Sometimes, when I look at my reflection in the mirror, I’m almost surprised to see that, indeed, I have a big nose and dark eyes that are much too wide to be mistaken for most Asians’ almond-shaped eyes. I’m almost about twenty inches too tall and forty pounds too heavy to be your average Asian woman.
I guess I’m not Chinese.
So what are all these pairs of chopsticks doing in the sink? Why is a Chinese calendar hung on the wall in the living room? Why does the table look like a mini Chinese confectionery store, complete with White Rabbit Creamy Candies (大白兔奶糖)? Why are there Chinese knot decorations (中國結) in the hallway? Why do we stack little trinkets in old mooncake (月饼) metal boxes? How do steamed buns with cabbage end up in my lunch box? Why does the only thing that seems to grow in the tiny patch of soil on the side of the house is Chinese leek (韭菜)?
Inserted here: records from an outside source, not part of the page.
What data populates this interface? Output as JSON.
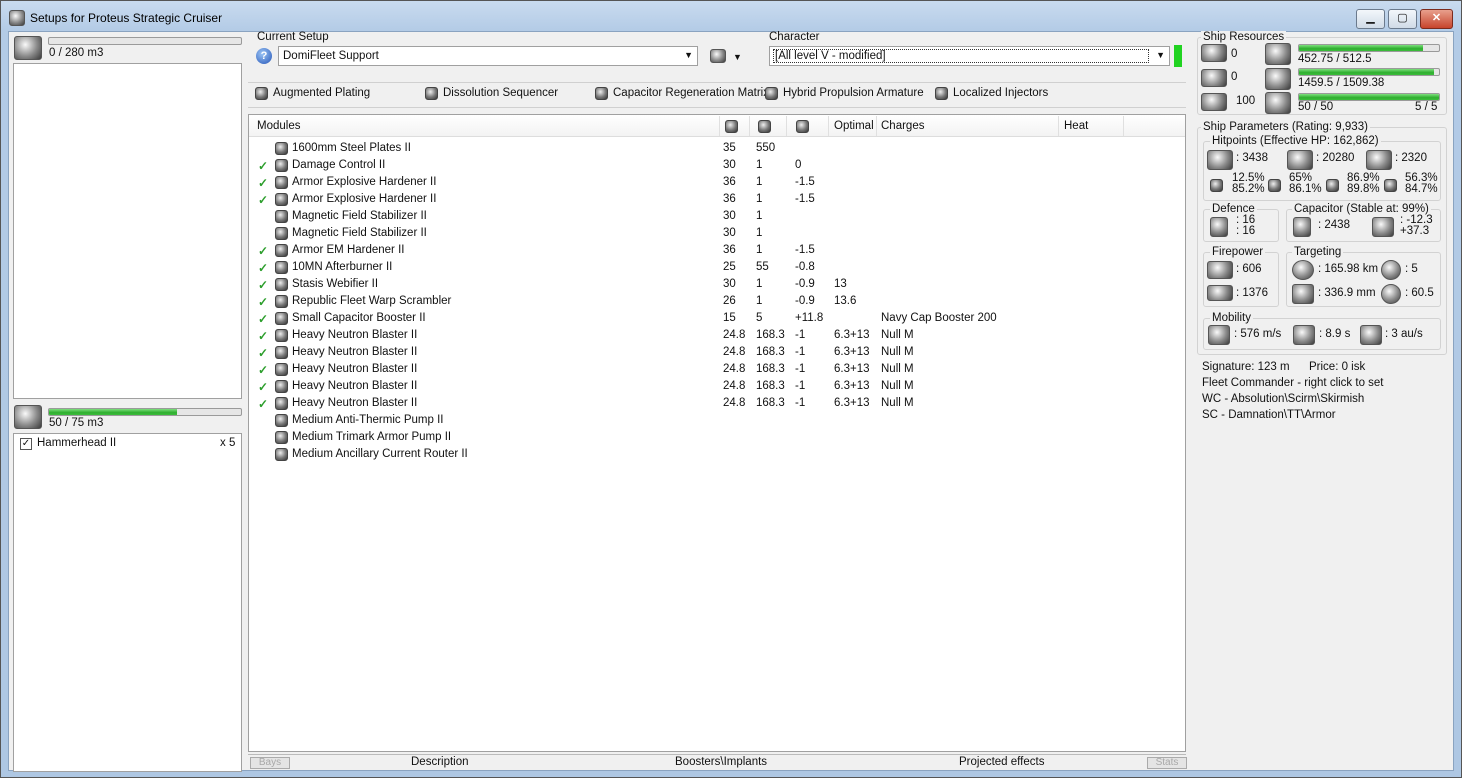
{
  "window": {
    "title": "Setups for Proteus Strategic Cruiser",
    "min": "▁",
    "max": "▢",
    "close": "✕"
  },
  "cargo": {
    "value": "0 / 280 m3",
    "fill": 0
  },
  "drones": {
    "bay": "50 / 75 m3",
    "fill": 0.667,
    "items": [
      {
        "name": "Hammerhead II",
        "qty": "x 5",
        "checked": true
      }
    ]
  },
  "setup": {
    "label": "Current Setup",
    "value": "DomiFleet Support",
    "help": "?"
  },
  "character": {
    "label": "Character",
    "value": "[All level V - modified]"
  },
  "subsystems": [
    "Augmented Plating",
    "Dissolution Sequencer",
    "Capacitor Regeneration Matrix",
    "Hybrid Propulsion Armature",
    "Localized Injectors"
  ],
  "modules": {
    "headers": {
      "name": "Modules",
      "optimal": "Optimal",
      "charges": "Charges",
      "heat": "Heat"
    },
    "rows": [
      {
        "check": "",
        "name": "1600mm Steel Plates II",
        "cpu": "35",
        "pg": "550",
        "cap": "",
        "opt": "",
        "charge": ""
      },
      {
        "check": "✓",
        "name": "Damage Control II",
        "cpu": "30",
        "pg": "1",
        "cap": "0",
        "opt": "",
        "charge": ""
      },
      {
        "check": "✓",
        "name": "Armor Explosive Hardener II",
        "cpu": "36",
        "pg": "1",
        "cap": "-1.5",
        "opt": "",
        "charge": ""
      },
      {
        "check": "✓",
        "name": "Armor Explosive Hardener II",
        "cpu": "36",
        "pg": "1",
        "cap": "-1.5",
        "opt": "",
        "charge": ""
      },
      {
        "check": "",
        "name": "Magnetic Field Stabilizer II",
        "cpu": "30",
        "pg": "1",
        "cap": "",
        "opt": "",
        "charge": ""
      },
      {
        "check": "",
        "name": "Magnetic Field Stabilizer II",
        "cpu": "30",
        "pg": "1",
        "cap": "",
        "opt": "",
        "charge": ""
      },
      {
        "check": "✓",
        "name": "Armor EM Hardener II",
        "cpu": "36",
        "pg": "1",
        "cap": "-1.5",
        "opt": "",
        "charge": ""
      },
      {
        "check": "✓",
        "name": "10MN Afterburner II",
        "cpu": "25",
        "pg": "55",
        "cap": "-0.8",
        "opt": "",
        "charge": ""
      },
      {
        "check": "✓",
        "name": "Stasis Webifier II",
        "cpu": "30",
        "pg": "1",
        "cap": "-0.9",
        "opt": "13",
        "charge": ""
      },
      {
        "check": "✓",
        "name": "Republic Fleet Warp Scrambler",
        "cpu": "26",
        "pg": "1",
        "cap": "-0.9",
        "opt": "13.6",
        "charge": ""
      },
      {
        "check": "✓",
        "name": "Small Capacitor Booster II",
        "cpu": "15",
        "pg": "5",
        "cap": "+11.8",
        "opt": "",
        "charge": "Navy Cap Booster 200"
      },
      {
        "check": "✓",
        "name": "Heavy Neutron Blaster II",
        "cpu": "24.8",
        "pg": "168.3",
        "cap": "-1",
        "opt": "6.3+13",
        "charge": "Null M"
      },
      {
        "check": "✓",
        "name": "Heavy Neutron Blaster II",
        "cpu": "24.8",
        "pg": "168.3",
        "cap": "-1",
        "opt": "6.3+13",
        "charge": "Null M"
      },
      {
        "check": "✓",
        "name": "Heavy Neutron Blaster II",
        "cpu": "24.8",
        "pg": "168.3",
        "cap": "-1",
        "opt": "6.3+13",
        "charge": "Null M"
      },
      {
        "check": "✓",
        "name": "Heavy Neutron Blaster II",
        "cpu": "24.8",
        "pg": "168.3",
        "cap": "-1",
        "opt": "6.3+13",
        "charge": "Null M"
      },
      {
        "check": "✓",
        "name": "Heavy Neutron Blaster II",
        "cpu": "24.8",
        "pg": "168.3",
        "cap": "-1",
        "opt": "6.3+13",
        "charge": "Null M"
      },
      {
        "check": "",
        "name": "Medium Anti-Thermic Pump II",
        "cpu": "",
        "pg": "",
        "cap": "",
        "opt": "",
        "charge": ""
      },
      {
        "check": "",
        "name": "Medium Trimark Armor Pump II",
        "cpu": "",
        "pg": "",
        "cap": "",
        "opt": "",
        "charge": ""
      },
      {
        "check": "",
        "name": "Medium Ancillary Current Router II",
        "cpu": "",
        "pg": "",
        "cap": "",
        "opt": "",
        "charge": ""
      }
    ]
  },
  "bottom_tabs": {
    "bays": "Bays",
    "description": "Description",
    "boosters": "Boosters\\Implants",
    "projected": "Projected effects",
    "stats": "Stats"
  },
  "resources": {
    "title": "Ship Resources",
    "turrets": "0",
    "launchers": "0",
    "calibration": "100",
    "cpu": {
      "value": "452.75 / 512.5",
      "fill": 0.883
    },
    "power": {
      "value": "1459.5 / 1509.38",
      "fill": 0.967
    },
    "drone_bw": {
      "value": "50 / 50",
      "fill": 1.0,
      "drones": "5 / 5"
    }
  },
  "params": {
    "title": "Ship Parameters (Rating: 9,933)",
    "hitpoints": {
      "title": "Hitpoints (Effective HP: 162,862)",
      "shield": ": 3438",
      "armor": ": 20280",
      "hull": ": 2320",
      "res": [
        [
          "12.5%",
          "85.2%"
        ],
        [
          "65%",
          "86.1%"
        ],
        [
          "86.9%",
          "89.8%"
        ],
        [
          "56.3%",
          "84.7%"
        ]
      ]
    },
    "defence": {
      "title": "Defence",
      "a": ": 16",
      "b": ": 16"
    },
    "capacitor": {
      "title": "Capacitor (Stable at: 99%)",
      "amount": ": 2438",
      "rate1": ": -12.3",
      "rate2": "+37.3"
    },
    "firepower": {
      "title": "Firepower",
      "dps": ": 606",
      "volley": ": 1376"
    },
    "targeting": {
      "title": "Targeting",
      "range": ": 165.98 km",
      "targets": ": 5",
      "res": ": 336.9 mm",
      "scan": ": 60.5"
    },
    "mobility": {
      "title": "Mobility",
      "speed": ": 576 m/s",
      "align": ": 8.9 s",
      "warp": ": 3 au/s"
    },
    "signature": "Signature: 123 m",
    "price": "Price: 0 isk",
    "fleet": "Fleet Commander - right click to set",
    "wc": "WC - Absolution\\Scirm\\Skirmish",
    "sc": "SC - Damnation\\TT\\Armor"
  },
  "colors": {
    "accent_green": "#2fae2f",
    "window_blue": "#b9d1ea"
  }
}
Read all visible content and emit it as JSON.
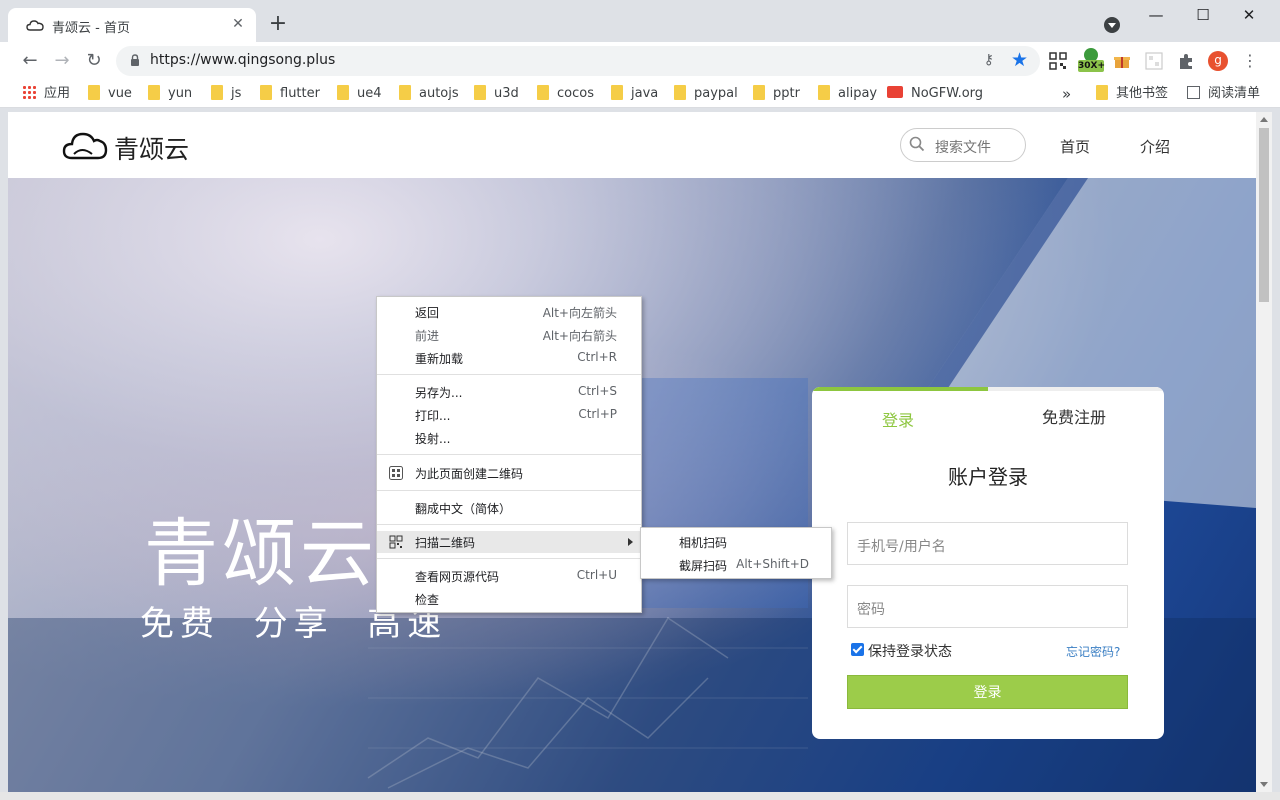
{
  "tab": {
    "title": "青颂云 - 首页",
    "close": "✕",
    "new_tab": "+"
  },
  "window": {
    "minimize": "—",
    "maximize": "☐",
    "close": "✕"
  },
  "toolbar": {
    "back": "←",
    "forward": "→",
    "reload": "↻",
    "url": "https://www.qingsong.plus",
    "key_icon": "key-icon",
    "star_icon": "bookmark-star-icon",
    "ext_badge": "30X+",
    "avatar_letter": "g",
    "menu": "⋮"
  },
  "bookmarks": {
    "apps": "应用",
    "items": [
      "vue",
      "yun",
      "js",
      "flutter",
      "ue4",
      "autojs",
      "u3d",
      "cocos",
      "java",
      "paypal",
      "pptr",
      "alipay"
    ],
    "nogfw": "NoGFW.org",
    "overflow": "»",
    "other": "其他书签",
    "reading_list": "阅读清单"
  },
  "site": {
    "logo_text": "青颂云",
    "search_placeholder": "搜索文件",
    "nav": [
      "首页",
      "介绍"
    ],
    "hero_title": "青颂云",
    "hero_subtitle": "免费  分享  高速"
  },
  "login": {
    "tab_login": "登录",
    "tab_register": "免费注册",
    "title": "账户登录",
    "username_placeholder": "手机号/用户名",
    "password_placeholder": "密码",
    "remember_label": "保持登录状态",
    "remember_checked": true,
    "forgot": "忘记密码?",
    "submit": "登录"
  },
  "context_menu": {
    "back": {
      "label": "返回",
      "shortcut": "Alt+向左箭头"
    },
    "forward": {
      "label": "前进",
      "shortcut": "Alt+向右箭头"
    },
    "reload": {
      "label": "重新加载",
      "shortcut": "Ctrl+R"
    },
    "save_as": {
      "label": "另存为...",
      "shortcut": "Ctrl+S"
    },
    "print": {
      "label": "打印...",
      "shortcut": "Ctrl+P"
    },
    "cast": {
      "label": "投射..."
    },
    "qr_create": {
      "label": "为此页面创建二维码"
    },
    "translate": {
      "label": "翻成中文（简体）"
    },
    "scan_qr": {
      "label": "扫描二维码"
    },
    "view_source": {
      "label": "查看网页源代码",
      "shortcut": "Ctrl+U"
    },
    "inspect": {
      "label": "检查"
    }
  },
  "submenu": {
    "camera": {
      "label": "相机扫码"
    },
    "screen": {
      "label": "截屏扫码",
      "shortcut": "Alt+Shift+D"
    }
  },
  "colors": {
    "accent_green": "#8dc63f",
    "login_button": "#9ccc4a",
    "chrome_blue": "#1a73e8"
  }
}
Fun fact, when my Caucasian family visited in July, we rushed to IKEA at the last minute to buy cutlery. We had more pairs of chopsticks than knives and forks.
Feng, on his side, could legitimately wonder why there’s so much stinky cheese in the fridge (FYI, it’s imported from Italy or France and I triple-wrap it so that it doesn’t actually stink up the fridge). Or why we had to buy more bookshelves for all these English and French novels I hoard.
At times, at home, it feels like a United Nations Security Council. France and China. We are permanent members with the power to veto decisions made by other members. Like “no more Chinese food for a while, I can’t take any more white rice!” and “pasta with four cheese sauce with parmesan on top, really?”
Good thing we are living in neutral territory—Canada.
It’s fun to live in a multicultural home. Little by little, we adopted cultural behaviours and products from each other’s cultures. When my muscles hurt, I grab the tiny glass bottle of Eagle Oil we bought in Singapore. I rub a few drops of the chlorophyll-green liquid on my skin and it feels great (even though I smell like a Chinese herbal pharmacy afterwards). Feng learned that “going for coffee” didn’t mean “going to Tim Horton’s and ordering from the drive-through” but involved sitting around a table and talking or reading.
People are sometimes curious about us. Some ask whether his family was okay with the fact I wasn’t Chinese—as far as I know, they were and they’ve been feeding me various delicacies for about nine years now. How about my side of the family? No problem on this side, although they weren’t exactly thrilled at first when it became clear that I would not live in France but thousands of kilometres away.
In Canada, interracial couples are fairly common, but I noted there are more Asian girls with Caucasian guys than the other way around. Anywhere else in the world, like in Latin America or in Australia, we are both outsiders so people see us as travellers and foreigners. They forget that his eyes are smaller than mine and that my hair isn’t as black as his. In China, people stare because that’s what most Chinese do when they see something unusual, may it be a disability, a funny style or a non-Asian person. But it’s usually clear to most Chinese that Feng is an “overseas Chinese” (even though technically he is not since he grew up in China) so we don’t draw that much attention.
But sometimes, people’s reactions are funny.
Earlier this year, in Thailand, the owner of an Internet café where we were checking our emails congratulated us loudly when he saw us arrive: “Asian man and white girl, good, very good!”
Feng and I hugged and smiled somewhat awkwardly.
“I think he assumed I rented you for the night” I whispered—we were in the middle of Phuket’s famous red light district!Share this article!